After 18 months of cajoling, officials have now received the necessary information from almost all EU governments on their experience of such products.But Italy has yet to reply, although Rome says it hopes to do so by the end of April.Linguistic and other problems with an independent study on miracle products in the EU’s three newest member states (Austria, Finland and Sweden) have caused additional delays.

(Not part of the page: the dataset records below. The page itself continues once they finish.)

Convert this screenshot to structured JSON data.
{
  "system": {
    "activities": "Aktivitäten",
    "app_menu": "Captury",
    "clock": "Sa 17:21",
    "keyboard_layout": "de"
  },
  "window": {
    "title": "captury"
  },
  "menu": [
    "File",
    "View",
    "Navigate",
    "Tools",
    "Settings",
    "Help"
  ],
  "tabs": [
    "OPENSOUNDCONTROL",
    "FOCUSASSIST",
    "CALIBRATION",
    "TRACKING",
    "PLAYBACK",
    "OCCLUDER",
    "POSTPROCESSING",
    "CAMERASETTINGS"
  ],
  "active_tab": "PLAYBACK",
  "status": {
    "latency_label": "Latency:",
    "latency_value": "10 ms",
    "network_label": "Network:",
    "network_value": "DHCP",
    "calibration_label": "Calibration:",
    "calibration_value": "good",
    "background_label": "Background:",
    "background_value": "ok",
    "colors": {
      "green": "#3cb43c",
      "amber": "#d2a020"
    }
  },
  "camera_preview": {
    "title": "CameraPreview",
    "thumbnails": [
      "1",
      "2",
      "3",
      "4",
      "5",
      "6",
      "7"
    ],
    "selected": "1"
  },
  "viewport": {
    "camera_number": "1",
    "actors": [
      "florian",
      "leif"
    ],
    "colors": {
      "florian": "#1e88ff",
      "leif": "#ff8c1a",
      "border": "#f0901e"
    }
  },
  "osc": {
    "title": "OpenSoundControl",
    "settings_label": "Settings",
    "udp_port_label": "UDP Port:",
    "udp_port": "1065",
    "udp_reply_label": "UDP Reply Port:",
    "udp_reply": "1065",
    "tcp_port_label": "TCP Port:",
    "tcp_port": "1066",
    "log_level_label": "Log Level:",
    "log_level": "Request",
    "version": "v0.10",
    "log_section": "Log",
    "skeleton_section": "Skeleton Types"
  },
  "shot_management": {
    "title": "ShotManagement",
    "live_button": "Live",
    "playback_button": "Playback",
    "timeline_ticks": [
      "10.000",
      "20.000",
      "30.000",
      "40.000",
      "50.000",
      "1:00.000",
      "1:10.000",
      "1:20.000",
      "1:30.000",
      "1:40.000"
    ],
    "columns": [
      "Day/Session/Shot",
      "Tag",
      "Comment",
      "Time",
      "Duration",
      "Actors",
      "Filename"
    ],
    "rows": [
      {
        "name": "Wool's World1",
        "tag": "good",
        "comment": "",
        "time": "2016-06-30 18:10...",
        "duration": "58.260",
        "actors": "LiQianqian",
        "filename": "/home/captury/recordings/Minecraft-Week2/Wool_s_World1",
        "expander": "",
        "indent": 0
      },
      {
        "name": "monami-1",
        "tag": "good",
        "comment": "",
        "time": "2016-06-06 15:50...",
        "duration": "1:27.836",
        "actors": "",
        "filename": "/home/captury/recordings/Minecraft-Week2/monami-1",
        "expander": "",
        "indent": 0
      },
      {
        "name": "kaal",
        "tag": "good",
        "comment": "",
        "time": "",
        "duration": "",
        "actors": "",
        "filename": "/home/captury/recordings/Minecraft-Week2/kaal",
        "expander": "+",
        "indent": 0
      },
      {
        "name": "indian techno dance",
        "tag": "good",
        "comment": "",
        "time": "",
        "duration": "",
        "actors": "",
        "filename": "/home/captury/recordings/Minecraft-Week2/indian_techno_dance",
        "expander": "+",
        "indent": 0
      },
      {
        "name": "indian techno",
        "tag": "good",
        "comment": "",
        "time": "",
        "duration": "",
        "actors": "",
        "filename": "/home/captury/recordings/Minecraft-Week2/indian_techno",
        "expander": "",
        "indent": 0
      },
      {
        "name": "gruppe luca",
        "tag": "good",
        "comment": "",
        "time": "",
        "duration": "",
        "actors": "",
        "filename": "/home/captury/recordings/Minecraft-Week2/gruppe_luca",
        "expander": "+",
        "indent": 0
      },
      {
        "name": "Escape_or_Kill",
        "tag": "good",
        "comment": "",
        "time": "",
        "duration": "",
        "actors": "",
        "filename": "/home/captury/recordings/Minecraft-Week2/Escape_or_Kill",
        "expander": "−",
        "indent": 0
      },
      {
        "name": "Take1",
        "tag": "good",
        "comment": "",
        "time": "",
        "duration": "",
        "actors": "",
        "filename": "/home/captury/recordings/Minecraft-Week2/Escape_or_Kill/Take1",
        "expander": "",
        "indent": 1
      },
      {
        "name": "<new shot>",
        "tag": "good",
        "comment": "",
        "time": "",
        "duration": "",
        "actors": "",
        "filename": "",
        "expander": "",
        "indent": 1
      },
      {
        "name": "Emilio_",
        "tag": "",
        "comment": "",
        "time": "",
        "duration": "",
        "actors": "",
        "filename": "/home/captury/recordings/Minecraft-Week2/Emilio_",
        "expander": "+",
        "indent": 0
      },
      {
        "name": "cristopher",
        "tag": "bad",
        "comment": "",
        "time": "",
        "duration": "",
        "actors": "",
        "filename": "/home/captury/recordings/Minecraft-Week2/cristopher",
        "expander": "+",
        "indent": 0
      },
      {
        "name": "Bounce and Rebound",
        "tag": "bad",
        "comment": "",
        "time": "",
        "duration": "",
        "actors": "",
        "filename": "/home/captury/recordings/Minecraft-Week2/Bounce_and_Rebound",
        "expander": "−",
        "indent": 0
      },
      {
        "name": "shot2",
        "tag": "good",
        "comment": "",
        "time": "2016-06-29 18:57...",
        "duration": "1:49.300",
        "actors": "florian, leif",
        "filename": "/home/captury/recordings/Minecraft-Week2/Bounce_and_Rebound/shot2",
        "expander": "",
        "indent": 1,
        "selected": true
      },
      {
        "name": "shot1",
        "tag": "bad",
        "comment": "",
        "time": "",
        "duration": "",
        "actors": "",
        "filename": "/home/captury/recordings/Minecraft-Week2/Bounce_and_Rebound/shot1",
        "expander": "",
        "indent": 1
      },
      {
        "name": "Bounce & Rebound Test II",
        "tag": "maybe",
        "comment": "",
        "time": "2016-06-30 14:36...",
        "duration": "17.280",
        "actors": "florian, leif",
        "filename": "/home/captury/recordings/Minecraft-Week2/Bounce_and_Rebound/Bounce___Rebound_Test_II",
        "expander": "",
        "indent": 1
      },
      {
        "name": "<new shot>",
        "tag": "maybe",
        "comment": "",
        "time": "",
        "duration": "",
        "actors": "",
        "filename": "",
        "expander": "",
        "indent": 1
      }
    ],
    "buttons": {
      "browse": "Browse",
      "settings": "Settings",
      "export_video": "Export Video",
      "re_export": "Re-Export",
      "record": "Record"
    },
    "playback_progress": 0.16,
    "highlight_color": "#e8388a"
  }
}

Officials also claim that the reorganisation of the Directorate-General for consumer affairs (DGXXIV) as it takes over responsibility for food safety issues from DGVI (agriculture) has not helped matters, diverting attention away from the problem.“I think we are going to be forgotten,” said one long-suffering official who has worked on the report for more than 18 months.Officials in DGXXIV, who had hoped to complete their study by the end of this month, now have no idea when they will be able to finish it. When it does appear, the report will give an overview of how vulnerable EU consumers are exploited by the makers of such products and consider ways to tackle the issue.Examples of false claimsmade by manufacturers include promises of baldness cures, instant sex appeal, or dramatic weight loss. “They are taking advantage of the trauma some consumers face,” said the official.Although a 1984 EU directive on ‘false’ advertising should, in theory, have been put on to national statute books across the Union by now, the picture is unclear in many member states.Commission officials say the problem is most acute in southern member states such as Greece, Italy, Spain, Portugal, and parts of France.